First off, as Marlow pointed out, the new posting system doesn't do anything to stop police abuse; it just makes it easier to track. Without ever leaving their desk, an investigator can post a Request for Assistance and potentially receive multiple camera angles of a public street of their choosing -- just like the LAPD were doing last summer. That ease of access should worry us -- not for the crime it could prevent, but for the abuse it could enable.
"What [this new measure] does not change is that there still exists in the country a massive, centralized surveillance network," said Guariglia. "As long as that footage is somewhere, police can get access to it eventually."
Second, the Neighbors app encourages people to police their own communities, amplifying suspicion and racism. In an investigation of the Neighbors app in 2019, Motherboard found people of color were disproportionately labeled "suspicious," in a sample of 100 posts in New York. Posts on the app often devolved into verbal attacks directed at those caught on camera -- whether they were walking past the door, dropping off packages or committing petty theft.
Ring has made changes to the Neighbors app in the years since the report, for example replacing the "suspicious" label with "unexpected activity." I recently opened the Neighbors app and found the title of the top local post to be "Suspicious activity," with the smaller "unexpected activity" label above it -- so the language of suspicion appears to be intact despite the change.
Marlow is skeptical of the efficacy of such changes, even with moderators checking posts. "If you tell someone they're not allowed to say someone is suspicious because they're Black," he said, "then they'll say 'they're looking around funny'."
Ring's problems don't just affect their customers; they can damage whole communities. This is the third big problem with the Neighbors app: A small minority of residents, along with a police force, should not be able to make the decision to transform public spaces into recorded spaces.
Ring's devices are different from the cameras businesses have been using for years, in large part because they're disproportionately recording residential areas. In short, being filmed while shopping for clothes at a store feels less intrusive to many people than being filmed while playing in your front yard with your children.
Some communities are already instituting laws that force police to seek approval before adopting new surveillance technologies. Ring should be cooperating with such efforts of community education and mobilization, not just handing off the responsibility of monitoring police requests to concerned citizens on the Neighbors app.
This brings us to the final big problem: the nature of Ring's ongoing relationships with police.
"The problems with the police partnerships [is] not just the requests," said Guariglia. "It's also the chummy relationship between one of the world's largest corporations and police departments, which include[s] ... free devices [and] discount codes in exchange for police going out and marketing their product."

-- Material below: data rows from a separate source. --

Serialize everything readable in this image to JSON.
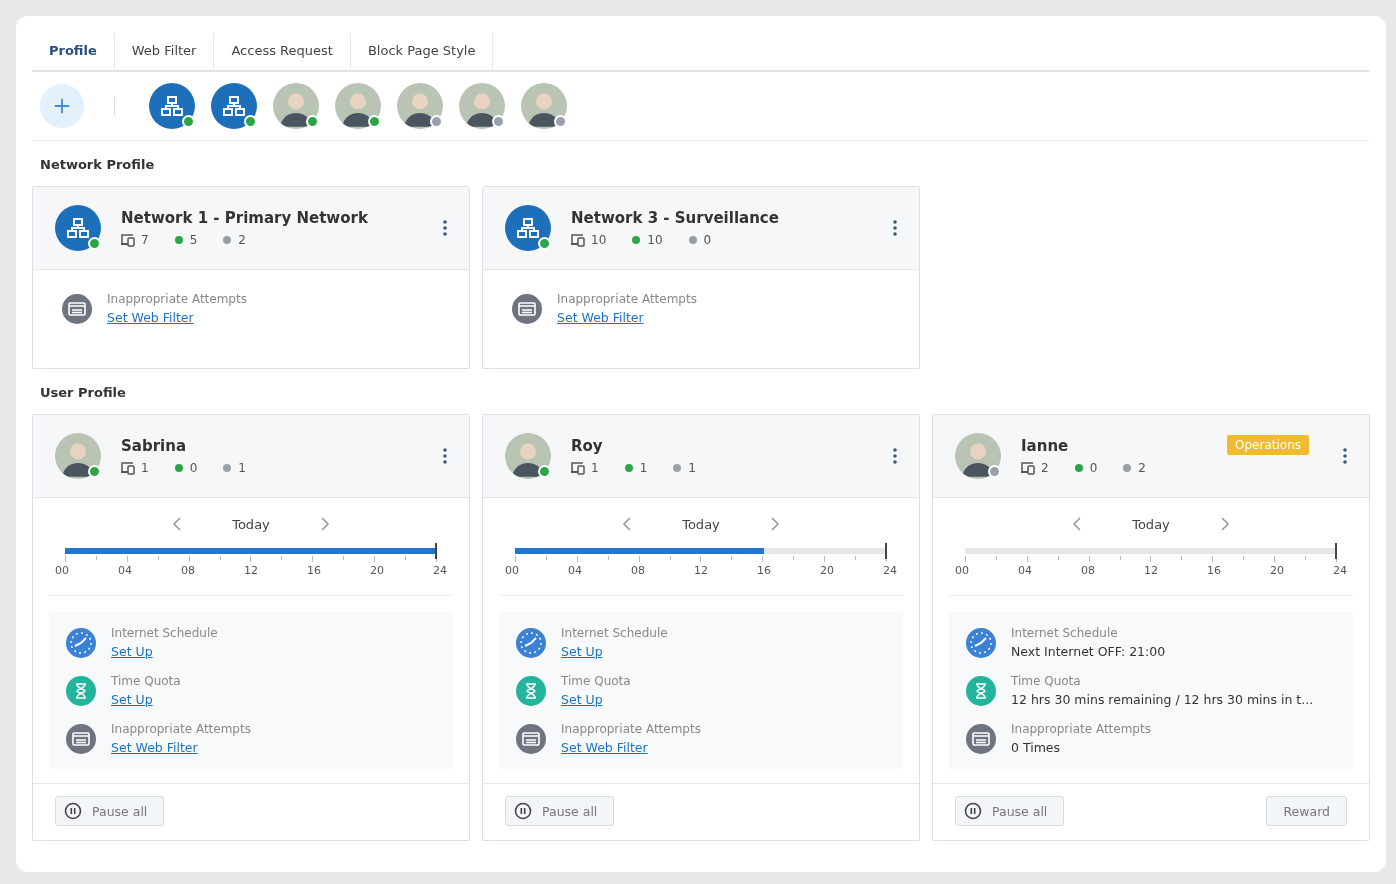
{
  "tabs": [
    {
      "label": "Profile",
      "selected": true
    },
    {
      "label": "Web Filter",
      "selected": false
    },
    {
      "label": "Access Request",
      "selected": false
    },
    {
      "label": "Block Page Style",
      "selected": false
    }
  ],
  "avatar_bar": [
    {
      "kind": "network",
      "online": true
    },
    {
      "kind": "network",
      "online": true
    },
    {
      "kind": "person",
      "online": true
    },
    {
      "kind": "person",
      "online": true
    },
    {
      "kind": "person",
      "online": false
    },
    {
      "kind": "person",
      "online": false
    },
    {
      "kind": "person",
      "online": false
    }
  ],
  "network_profile": {
    "heading": "Network Profile",
    "cards": [
      {
        "name": "Network 1 - Primary Network",
        "online": true,
        "devices": "7",
        "online_count": "5",
        "offline_count": "2",
        "label": "Inappropriate Attempts",
        "link": "Set Web Filter"
      },
      {
        "name": "Network 3 - Surveillance",
        "online": true,
        "devices": "10",
        "online_count": "10",
        "offline_count": "0",
        "label": "Inappropriate Attempts",
        "link": "Set Web Filter"
      }
    ]
  },
  "user_profile": {
    "heading": "User Profile",
    "cards": [
      {
        "name": "Sabrina",
        "online": true,
        "devices": "1",
        "online_count": "0",
        "offline_count": "1",
        "day": "Today",
        "level": 1,
        "hours": [
          "00",
          "04",
          "08",
          "12",
          "16",
          "20",
          "24"
        ],
        "items": [
          {
            "kind": "schedule",
            "label": "Internet Schedule",
            "value": "Set Up",
            "link": true
          },
          {
            "kind": "quota",
            "label": "Time Quota",
            "value": "Set Up",
            "link": true
          },
          {
            "kind": "attempts",
            "label": "Inappropriate Attempts",
            "value": "Set Web Filter",
            "link": true
          }
        ],
        "buttons": [
          {
            "kind": "pause",
            "label": "Pause all"
          }
        ]
      },
      {
        "name": "Roy",
        "online": true,
        "devices": "1",
        "online_count": "1",
        "offline_count": "1",
        "day": "Today",
        "level": 0.67,
        "hours": [
          "00",
          "04",
          "08",
          "12",
          "16",
          "20",
          "24"
        ],
        "items": [
          {
            "kind": "schedule",
            "label": "Internet Schedule",
            "value": "Set Up",
            "link": true
          },
          {
            "kind": "quota",
            "label": "Time Quota",
            "value": "Set Up",
            "link": true
          },
          {
            "kind": "attempts",
            "label": "Inappropriate Attempts",
            "value": "Set Web Filter",
            "link": true
          }
        ],
        "buttons": [
          {
            "kind": "pause",
            "label": "Pause all"
          }
        ]
      },
      {
        "name": "Ianne",
        "online": false,
        "badge": "Operations",
        "devices": "2",
        "online_count": "0",
        "offline_count": "2",
        "day": "Today",
        "level": 0,
        "hours": [
          "00",
          "04",
          "08",
          "12",
          "16",
          "20",
          "24"
        ],
        "items": [
          {
            "kind": "schedule",
            "label": "Internet Schedule",
            "value": "Next Internet OFF: 21:00",
            "link": false
          },
          {
            "kind": "quota",
            "label": "Time Quota",
            "value": "12 hrs 30 mins remaining / 12 hrs 30 mins in t...",
            "link": false
          },
          {
            "kind": "attempts",
            "label": "Inappropriate Attempts",
            "value": "0 Times",
            "link": false
          }
        ],
        "buttons": [
          {
            "kind": "pause",
            "label": "Pause all"
          },
          {
            "kind": "plain",
            "label": "Reward"
          }
        ]
      }
    ]
  }
}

"We never required law enforcement to do any sort of promotion of our devices as a condition of receiving our devices," said Shahmiri. "It was more so an 'ask' as opposed to a requirement."

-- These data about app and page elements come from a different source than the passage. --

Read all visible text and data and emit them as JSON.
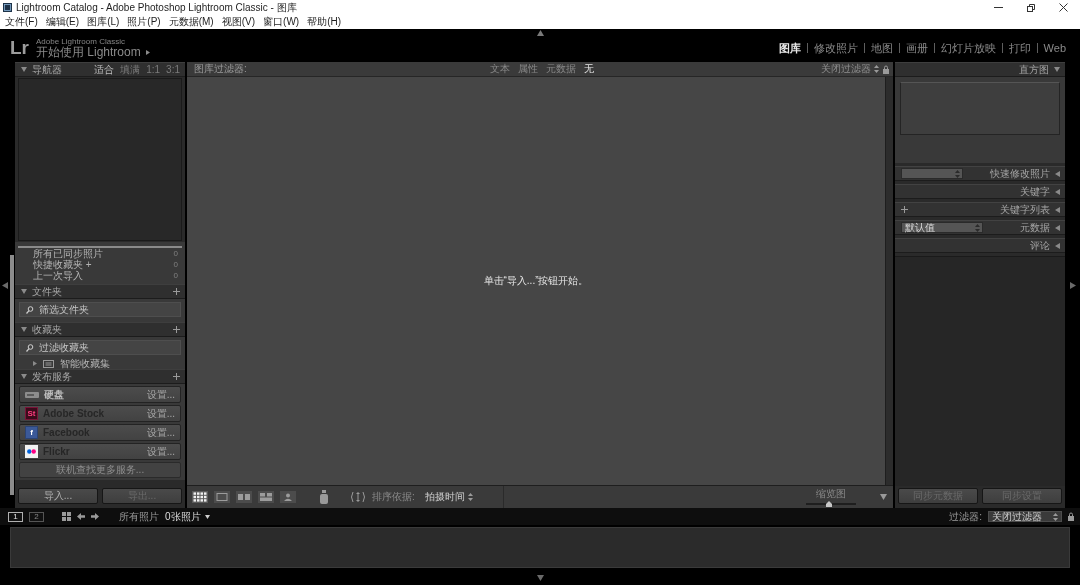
{
  "window": {
    "title": "Lightroom Catalog - Adobe Photoshop Lightroom Classic - 图库"
  },
  "menu_bar": [
    "文件(F)",
    "编辑(E)",
    "图库(L)",
    "照片(P)",
    "元数据(M)",
    "视图(V)",
    "窗口(W)",
    "帮助(H)"
  ],
  "identity_plate": {
    "logo": "Lr",
    "product": "Adobe Lightroom Classic",
    "title": "开始使用 Lightroom"
  },
  "modules": [
    {
      "label": "图库",
      "selected": true
    },
    {
      "label": "修改照片",
      "selected": false
    },
    {
      "label": "地图",
      "selected": false
    },
    {
      "label": "画册",
      "selected": false
    },
    {
      "label": "幻灯片放映",
      "selected": false
    },
    {
      "label": "打印",
      "selected": false
    },
    {
      "label": "Web",
      "selected": false
    }
  ],
  "left_panel": {
    "navigator": {
      "title": "导航器",
      "expanded": true,
      "zoom_options": [
        {
          "label": "适合",
          "selected": true
        },
        {
          "label": "填满",
          "selected": false
        },
        {
          "label": "1:1",
          "selected": false
        },
        {
          "label": "3:1",
          "selected": false
        }
      ]
    },
    "catalog_items": [
      {
        "label": "所有已同步照片",
        "count": "0"
      },
      {
        "label": "快捷收藏夹 +",
        "count": "0"
      },
      {
        "label": "上一次导入",
        "count": "0"
      }
    ],
    "folders": {
      "title": "文件夹",
      "expanded": true,
      "filter": {
        "placeholder": "筛选文件夹"
      }
    },
    "collections": {
      "title": "收藏夹",
      "expanded": true,
      "filter": {
        "placeholder": "过滤收藏夹"
      },
      "items": [
        {
          "label": "智能收藏集",
          "expanded": false
        }
      ]
    },
    "publish_services": {
      "title": "发布服务",
      "expanded": true,
      "services": [
        {
          "kind": "drive",
          "name": "硬盘",
          "action": "设置...",
          "disabled": false
        },
        {
          "kind": "stock",
          "logo": "St",
          "name": "Adobe Stock",
          "action": "设置...",
          "disabled": true
        },
        {
          "kind": "facebook",
          "logo": "f",
          "name": "Facebook",
          "action": "设置...",
          "disabled": true
        },
        {
          "kind": "flickr",
          "name": "Flickr",
          "action": "设置...",
          "disabled": true
        }
      ],
      "find_more": "联机查找更多服务..."
    },
    "buttons": [
      {
        "label": "导入...",
        "disabled": false
      },
      {
        "label": "导出...",
        "disabled": true
      }
    ]
  },
  "library_filter": {
    "label": "图库过滤器:",
    "options": [
      {
        "label": "文本",
        "selected": false
      },
      {
        "label": "属性",
        "selected": false
      },
      {
        "label": "元数据",
        "selected": false
      },
      {
        "label": "无",
        "selected": true
      }
    ],
    "preset": "关闭过滤器"
  },
  "grid": {
    "message": "单击“导入...”按钮开始。"
  },
  "toolbar": {
    "view_modes": [
      {
        "kind": "grid",
        "selected": true
      },
      {
        "kind": "loupe",
        "selected": false
      },
      {
        "kind": "compare",
        "selected": false
      },
      {
        "kind": "survey",
        "selected": false
      },
      {
        "kind": "people",
        "selected": false
      }
    ],
    "sort": {
      "label": "排序依据:",
      "value": "拍摄时间"
    },
    "thumbnails": {
      "label": "缩览图",
      "level": 0.45
    }
  },
  "right_panel": {
    "histogram": {
      "title": "直方图",
      "expanded": true
    },
    "sections": [
      {
        "kind": "quick_develop",
        "title": "快速修改照片",
        "expanded": false
      },
      {
        "kind": "plain",
        "title": "关键字",
        "expanded": false
      },
      {
        "kind": "add",
        "title": "关键字列表",
        "expanded": false
      },
      {
        "kind": "preset",
        "preset": "默认值",
        "title": "元数据",
        "expanded": false
      },
      {
        "kind": "plain",
        "title": "评论",
        "expanded": false
      }
    ],
    "buttons": [
      {
        "label": "同步元数据",
        "disabled": true
      },
      {
        "label": "同步设置",
        "disabled": true
      }
    ]
  },
  "filmstrip": {
    "pages": [
      {
        "label": "1",
        "selected": true
      },
      {
        "label": "2",
        "selected": false
      }
    ],
    "source": "所有照片",
    "count": "0张照片",
    "filter": {
      "label": "过滤器:",
      "value": "关闭过滤器"
    }
  }
}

Nonbinding though these "asks" were, they represented an inappropriate conflict of interest: Police should not be promoting a private business's products in return for greater and easier access to video footage of public spaces.
Shahmiri said Ring has stopped asking police to promote their products, but the tit-for-tat nature of the relationship is inescapable, even if it has become more implicit.
In short, no single feature will fix Ring's police problem, because it's not one discrete problem -- it's a cocktail that degrades community privacy and enables police overreach. Ring's latest measures improved transparency of its partnerships with police forces, and we should applaud the company for that first step. But then we should start asking for the second step, and the third.